▸ Work instructions
Wherever the word "content" turns up in a line of the entries, copy that line.

▸ Raw data
"""

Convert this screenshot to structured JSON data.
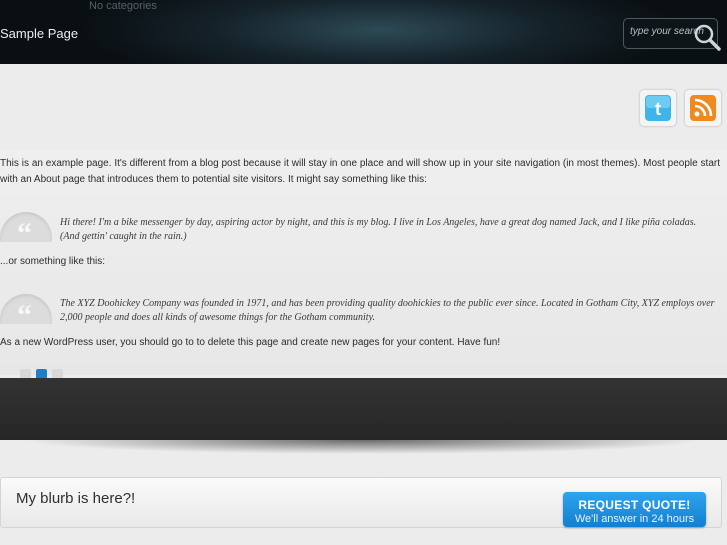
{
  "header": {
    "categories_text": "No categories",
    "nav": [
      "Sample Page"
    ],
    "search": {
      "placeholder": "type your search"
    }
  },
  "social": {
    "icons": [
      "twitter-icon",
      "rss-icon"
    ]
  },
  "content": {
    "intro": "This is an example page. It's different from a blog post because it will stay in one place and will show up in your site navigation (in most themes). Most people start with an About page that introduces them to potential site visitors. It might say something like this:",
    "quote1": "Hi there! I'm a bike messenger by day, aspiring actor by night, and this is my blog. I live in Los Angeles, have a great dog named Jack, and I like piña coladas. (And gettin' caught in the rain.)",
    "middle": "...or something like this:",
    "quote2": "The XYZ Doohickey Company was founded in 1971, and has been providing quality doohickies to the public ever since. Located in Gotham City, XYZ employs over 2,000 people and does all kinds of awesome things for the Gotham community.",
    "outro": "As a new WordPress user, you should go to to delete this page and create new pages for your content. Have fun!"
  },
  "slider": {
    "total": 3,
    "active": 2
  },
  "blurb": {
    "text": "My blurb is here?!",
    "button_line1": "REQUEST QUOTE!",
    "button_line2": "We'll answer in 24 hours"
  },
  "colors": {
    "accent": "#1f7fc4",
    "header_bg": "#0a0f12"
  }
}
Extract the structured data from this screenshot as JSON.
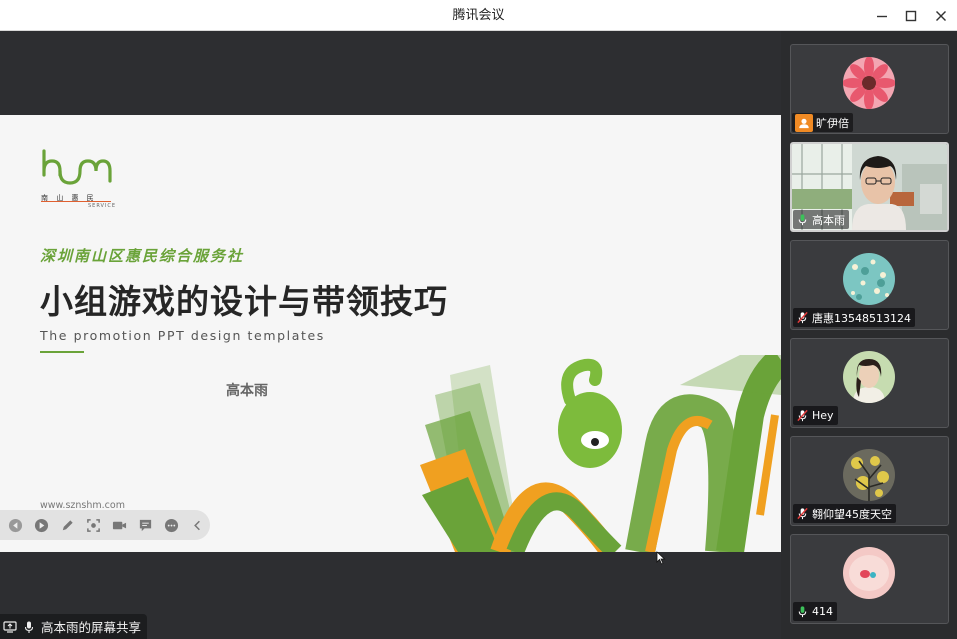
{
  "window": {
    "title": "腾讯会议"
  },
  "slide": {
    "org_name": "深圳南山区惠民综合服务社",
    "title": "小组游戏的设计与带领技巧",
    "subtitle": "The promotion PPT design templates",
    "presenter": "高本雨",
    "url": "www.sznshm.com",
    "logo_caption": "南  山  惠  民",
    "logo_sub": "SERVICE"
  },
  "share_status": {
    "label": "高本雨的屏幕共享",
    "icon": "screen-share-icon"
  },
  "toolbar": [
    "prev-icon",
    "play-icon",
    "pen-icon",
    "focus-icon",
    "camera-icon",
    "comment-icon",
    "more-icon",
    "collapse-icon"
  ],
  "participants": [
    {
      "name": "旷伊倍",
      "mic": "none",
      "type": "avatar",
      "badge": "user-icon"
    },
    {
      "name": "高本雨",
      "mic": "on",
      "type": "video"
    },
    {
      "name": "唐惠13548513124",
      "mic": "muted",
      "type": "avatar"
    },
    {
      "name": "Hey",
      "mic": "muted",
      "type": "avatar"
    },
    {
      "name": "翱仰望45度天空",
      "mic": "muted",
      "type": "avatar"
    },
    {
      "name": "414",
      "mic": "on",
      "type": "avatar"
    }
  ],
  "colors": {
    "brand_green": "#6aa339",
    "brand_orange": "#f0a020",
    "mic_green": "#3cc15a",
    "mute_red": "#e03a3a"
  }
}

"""

▸ Answer section
  "content": {
    "outro": "As a new WordPress user, you should go to to delete this page and create new pages for your content. Have fun!"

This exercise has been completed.